Jump to section
The bot fly looks similar to a bumblebee with a hairy head and can be yellow and brown, black and white or black and yellow. Your horse may not have any symptoms at all, but some bots can carry diseases or produce an infection that may create serious side effects. Also, the pain and irritation to the stomach may cause loss of appetite, which can affect nutrition and performance. The eggs are laid in areas where your horse can (and will) lick while grooming and this helps with the hatching stage and then transfers them to the mouth, where they will eventually make it into the stomach where they will hang out until the weather is warm again. The bot larvae are passed through your horse’s feces where they will bury themselves in the ground for about a month or two (depending on the weather) when they emerge and start the cycle over again.
Gasterophilus spp is a very common condition in horses caused by the bot fly (Oestridae). An average of 45% of horses become infected with gasterophilus spp every year, usually in the summer months to be hatched in the winter. There are three different types of gasterophilus spp, which are gasterophilus intestinalis, gasterophilus. nasalis, and gasterophilus haemorrhoidalis. These different types lay their eggs in different areas of the horse’s body. The gasterophilus intestinalis eggs are laid in the hair of the forelegs and shoulders, gasterophilus nasalis eggs are laid in the chin, nose, and eyes, and gasterophilus haemorrhoidalis eggs are laid around the lips. These bots (larvae) can create a mild to moderate gastritis and ulceration of the stomach, causing pain when eating.
Some things to watch for if you think your horse may have gasterophilus are:
The cause of gasterophilus intestinalis, gasterophilus. nasalis, and gasterophilus haemorrhoidalis are the same for all three, which is the bot fly. The only way to prevent this is to treat your horse for the infection every year if you are in an area where bot flies are known to be prevalent.

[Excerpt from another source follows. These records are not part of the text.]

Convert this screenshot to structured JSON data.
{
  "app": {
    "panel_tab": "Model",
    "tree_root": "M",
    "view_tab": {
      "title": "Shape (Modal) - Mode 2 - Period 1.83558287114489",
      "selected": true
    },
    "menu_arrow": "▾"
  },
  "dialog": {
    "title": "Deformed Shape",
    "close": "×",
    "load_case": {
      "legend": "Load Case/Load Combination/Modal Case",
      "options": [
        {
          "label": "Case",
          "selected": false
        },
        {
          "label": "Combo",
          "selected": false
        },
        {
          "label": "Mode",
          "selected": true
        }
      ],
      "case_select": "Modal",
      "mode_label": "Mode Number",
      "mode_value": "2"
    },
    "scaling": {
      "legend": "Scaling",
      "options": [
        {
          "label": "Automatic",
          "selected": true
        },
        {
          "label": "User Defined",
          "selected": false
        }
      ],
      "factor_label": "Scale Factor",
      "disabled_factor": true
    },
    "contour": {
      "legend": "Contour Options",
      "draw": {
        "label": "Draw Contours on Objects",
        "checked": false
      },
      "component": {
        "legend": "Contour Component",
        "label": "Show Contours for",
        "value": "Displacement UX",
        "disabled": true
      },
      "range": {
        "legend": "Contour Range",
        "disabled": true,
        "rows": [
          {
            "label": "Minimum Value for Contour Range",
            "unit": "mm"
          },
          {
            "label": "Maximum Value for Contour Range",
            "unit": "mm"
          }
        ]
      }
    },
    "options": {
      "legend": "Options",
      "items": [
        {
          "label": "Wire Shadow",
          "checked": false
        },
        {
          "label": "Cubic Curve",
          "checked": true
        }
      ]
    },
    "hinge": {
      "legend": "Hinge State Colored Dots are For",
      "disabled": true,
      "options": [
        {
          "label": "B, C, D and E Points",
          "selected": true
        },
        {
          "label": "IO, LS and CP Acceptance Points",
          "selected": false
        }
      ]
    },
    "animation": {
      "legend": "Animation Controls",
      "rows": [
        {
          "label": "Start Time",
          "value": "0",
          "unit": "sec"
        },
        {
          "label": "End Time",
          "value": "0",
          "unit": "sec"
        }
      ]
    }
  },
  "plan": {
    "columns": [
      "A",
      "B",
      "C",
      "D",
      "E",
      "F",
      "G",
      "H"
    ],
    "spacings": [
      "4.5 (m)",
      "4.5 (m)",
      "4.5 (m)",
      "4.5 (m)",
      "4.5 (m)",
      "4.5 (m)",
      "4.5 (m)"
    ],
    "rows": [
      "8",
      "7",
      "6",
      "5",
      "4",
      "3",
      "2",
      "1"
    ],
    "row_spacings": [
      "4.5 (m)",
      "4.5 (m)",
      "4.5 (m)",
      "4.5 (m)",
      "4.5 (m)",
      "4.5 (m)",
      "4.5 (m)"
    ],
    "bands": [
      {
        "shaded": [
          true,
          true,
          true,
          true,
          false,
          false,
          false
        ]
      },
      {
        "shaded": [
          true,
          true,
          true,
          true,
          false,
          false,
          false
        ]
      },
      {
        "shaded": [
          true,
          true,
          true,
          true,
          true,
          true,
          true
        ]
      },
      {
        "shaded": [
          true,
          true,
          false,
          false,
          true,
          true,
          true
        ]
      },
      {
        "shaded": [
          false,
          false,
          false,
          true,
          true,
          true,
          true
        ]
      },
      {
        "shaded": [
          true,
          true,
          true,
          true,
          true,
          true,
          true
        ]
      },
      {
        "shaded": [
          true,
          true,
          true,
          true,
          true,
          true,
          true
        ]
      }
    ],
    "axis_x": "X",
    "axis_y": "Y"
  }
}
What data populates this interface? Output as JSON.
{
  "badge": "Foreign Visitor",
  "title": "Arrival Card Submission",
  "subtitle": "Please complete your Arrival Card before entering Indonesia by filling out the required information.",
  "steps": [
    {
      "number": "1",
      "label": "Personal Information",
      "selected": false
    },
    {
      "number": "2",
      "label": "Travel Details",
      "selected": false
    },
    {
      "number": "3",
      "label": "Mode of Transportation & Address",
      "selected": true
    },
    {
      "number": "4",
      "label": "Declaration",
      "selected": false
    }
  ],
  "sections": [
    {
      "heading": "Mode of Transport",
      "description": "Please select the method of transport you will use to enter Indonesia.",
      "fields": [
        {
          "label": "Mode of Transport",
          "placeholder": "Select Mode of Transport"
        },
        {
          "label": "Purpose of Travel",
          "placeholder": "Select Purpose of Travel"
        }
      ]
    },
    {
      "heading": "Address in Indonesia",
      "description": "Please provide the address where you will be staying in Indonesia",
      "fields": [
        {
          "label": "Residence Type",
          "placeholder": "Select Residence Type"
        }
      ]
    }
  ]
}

If the eggs are still on your horse’s skin it should be easy to diagnose just by looking at the color and location of the eggs or bringing your veterinarian a sample to examine. However, it is recommended that you see a veterinarian that specializes in equine care to check your horse for infection or infiltration of the intestines and stomach. Your veterinarian will ask you about your horse’s history, including vaccination records and signs of abnormal activity. The veterinarian may be able to get a definitive diagnosis by identification of larvae in your horse’s feces if they are found. Otherwise, a complete checkup will be needed to rule out other conditions. Afterward, a thorough physical examination will need to be performed, which includes weight, height, body condition score, temperature, behavior, breath sounds, heart rate, and blood pressure. If your horse has any eggs, the veterinarian should be able to spot them right away. Next, the veterinarian will check for lameness by looking at the way your pet moves while they walk and trot. Then a hoof test, conformation check, and and flexion examination will be done. The veterinarian will briefly put pressure on the joints and inject a numbing agent before watching your horse walk and trot again.
In addition, diagnostic tests will be performed which will usually include a fecal examination, urinalysis, complete blood count, bacterial and fungal culture, blood chemistry panel, packed cell volume (PCV), and glucose level. Abdominal x-rays and ultrasound will be used to check for any damage or blockages in the intestines or stomach.
The treatment for gasterophilus includes several stages, which are removing the eggs, treating the internal bots, and removing the bots from your horse’s living environment.
Removing the Eggs
Removal of the eggs is a long and tedious job, but necessary to control the infestation. There are a couple of ways to do this, which include using a sharp edged tool to scrape them off or using insecticide from the veterinarian.
Treating the Bots
Killing the internal bots is done by giving your horse avermectins or moxidectin at the end of the summer and then given annually in the early summer months to prevent future infestations.
Removing the Bots
The larvae are excreted in the fecal matter, so it is important to clean up the feces on a regular basis.
Continue to watch for signs of bot fly eggs on the skin and larvae in the feces to prevent reinfection. Be sure to follow up with your veterinarian and call if you have any questions or concerns.
*Wag! may collect a share of sales or other compensation from the links on this page. Items are sold by the retailer, not Wag!.
Gasterophilus spp Average Cost
From 297 quotes ranging from $650 - $3,000
Protect yourself and your pet. Compare top pet insurance plans.
© 2021 Wag Labs, Inc. All rights reserved.
Download the Wag! app
Download the Wag! app